== PROBLEM TO SOLVE ==
Check each line of the material for the string "result", and copy the lines that have it.

== DATA SHOWN ==
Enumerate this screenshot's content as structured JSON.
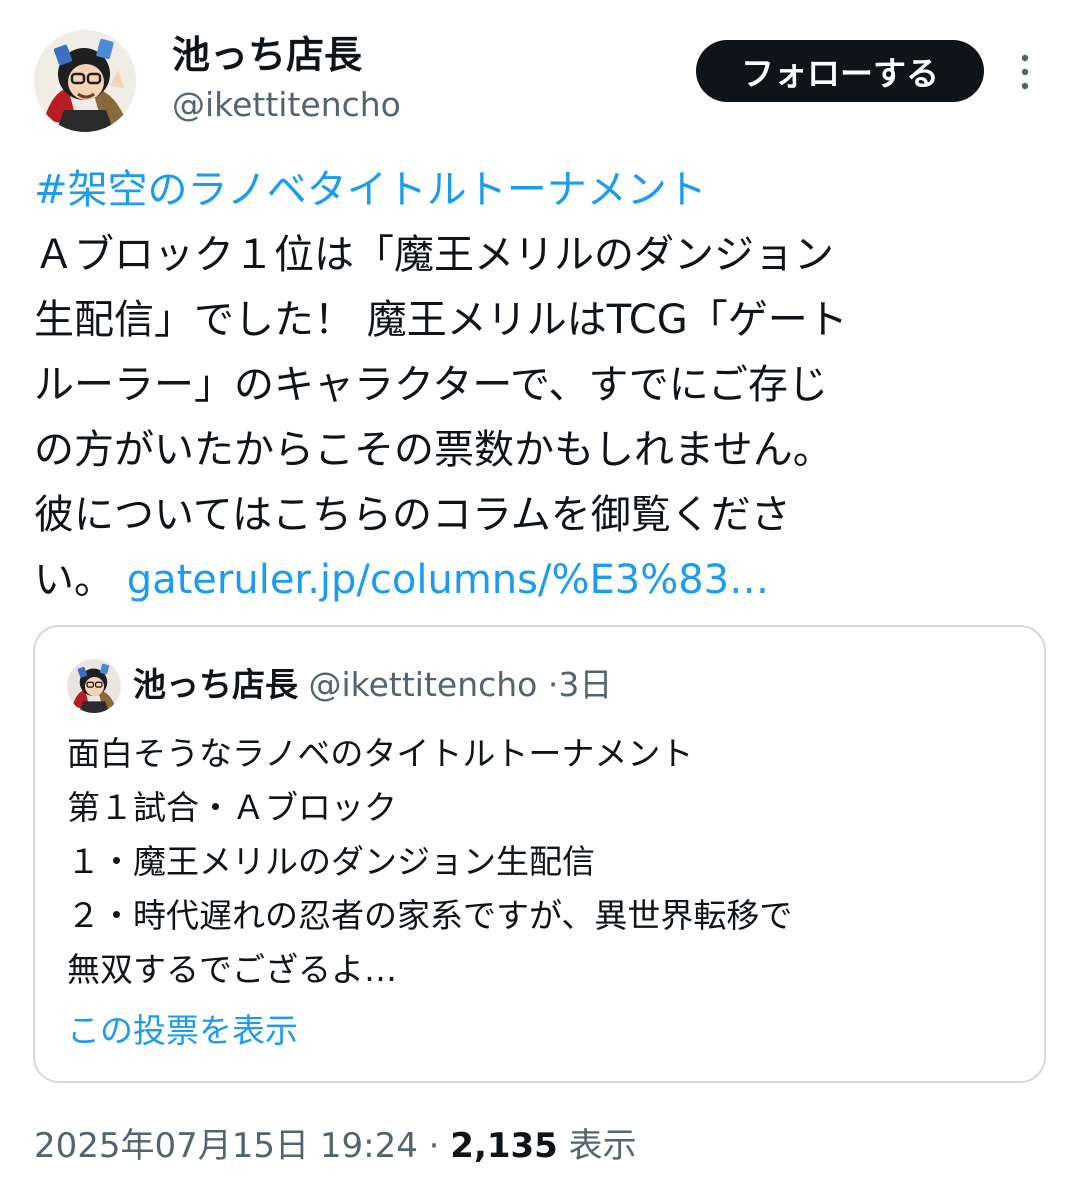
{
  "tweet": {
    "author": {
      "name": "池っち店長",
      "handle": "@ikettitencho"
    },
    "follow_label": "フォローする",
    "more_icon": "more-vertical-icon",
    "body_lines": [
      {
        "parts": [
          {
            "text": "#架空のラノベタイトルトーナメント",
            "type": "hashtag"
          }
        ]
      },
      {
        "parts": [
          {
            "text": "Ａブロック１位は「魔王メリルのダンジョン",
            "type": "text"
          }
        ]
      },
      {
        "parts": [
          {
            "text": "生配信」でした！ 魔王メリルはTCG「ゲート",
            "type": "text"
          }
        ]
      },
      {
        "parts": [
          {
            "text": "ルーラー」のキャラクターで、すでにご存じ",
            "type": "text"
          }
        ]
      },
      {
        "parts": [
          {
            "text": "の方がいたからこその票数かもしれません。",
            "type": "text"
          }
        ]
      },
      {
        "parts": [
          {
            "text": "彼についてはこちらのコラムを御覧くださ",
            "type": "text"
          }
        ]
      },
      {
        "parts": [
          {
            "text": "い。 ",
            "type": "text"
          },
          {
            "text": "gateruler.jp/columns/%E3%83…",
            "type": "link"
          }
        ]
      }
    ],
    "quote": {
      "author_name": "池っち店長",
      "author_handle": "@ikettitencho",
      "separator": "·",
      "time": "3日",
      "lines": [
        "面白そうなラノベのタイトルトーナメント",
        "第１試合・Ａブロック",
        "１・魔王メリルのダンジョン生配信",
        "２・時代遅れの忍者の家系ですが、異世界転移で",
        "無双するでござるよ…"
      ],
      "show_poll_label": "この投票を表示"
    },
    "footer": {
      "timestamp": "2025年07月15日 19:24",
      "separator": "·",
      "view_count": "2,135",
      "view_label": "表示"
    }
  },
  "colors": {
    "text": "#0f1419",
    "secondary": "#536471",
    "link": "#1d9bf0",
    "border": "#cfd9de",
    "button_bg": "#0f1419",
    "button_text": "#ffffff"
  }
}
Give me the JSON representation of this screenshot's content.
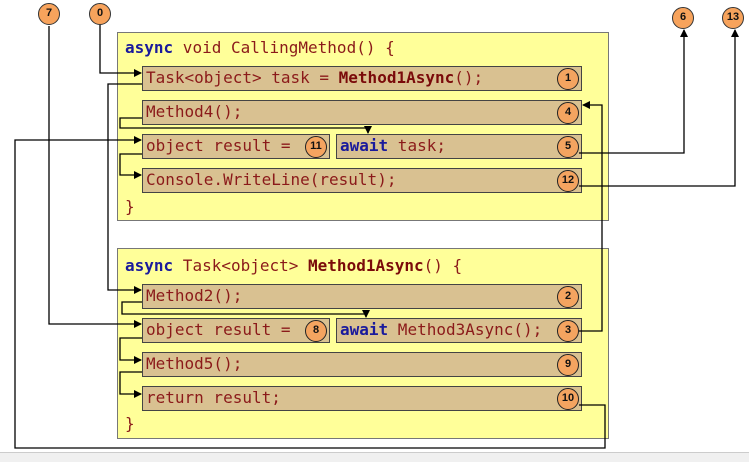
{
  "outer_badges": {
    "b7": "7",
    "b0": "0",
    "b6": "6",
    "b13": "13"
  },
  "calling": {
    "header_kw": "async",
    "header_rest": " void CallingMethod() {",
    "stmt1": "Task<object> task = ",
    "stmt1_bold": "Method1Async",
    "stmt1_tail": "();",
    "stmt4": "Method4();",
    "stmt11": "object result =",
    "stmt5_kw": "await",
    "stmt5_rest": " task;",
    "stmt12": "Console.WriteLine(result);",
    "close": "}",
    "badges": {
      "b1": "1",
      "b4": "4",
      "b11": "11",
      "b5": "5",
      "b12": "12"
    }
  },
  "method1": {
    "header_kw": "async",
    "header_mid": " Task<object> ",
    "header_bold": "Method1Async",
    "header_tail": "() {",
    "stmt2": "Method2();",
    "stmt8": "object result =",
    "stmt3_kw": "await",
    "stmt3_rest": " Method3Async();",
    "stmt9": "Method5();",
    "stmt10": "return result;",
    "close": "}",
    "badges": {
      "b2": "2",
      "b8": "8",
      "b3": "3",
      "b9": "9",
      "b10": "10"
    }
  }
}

== EXERCISE SOLUTION ==
    "stmt11": "object result =",
    "stmt12": "Console.WriteLine(result);",
    "stmt8": "object result =",
    "stmt10": "return result;",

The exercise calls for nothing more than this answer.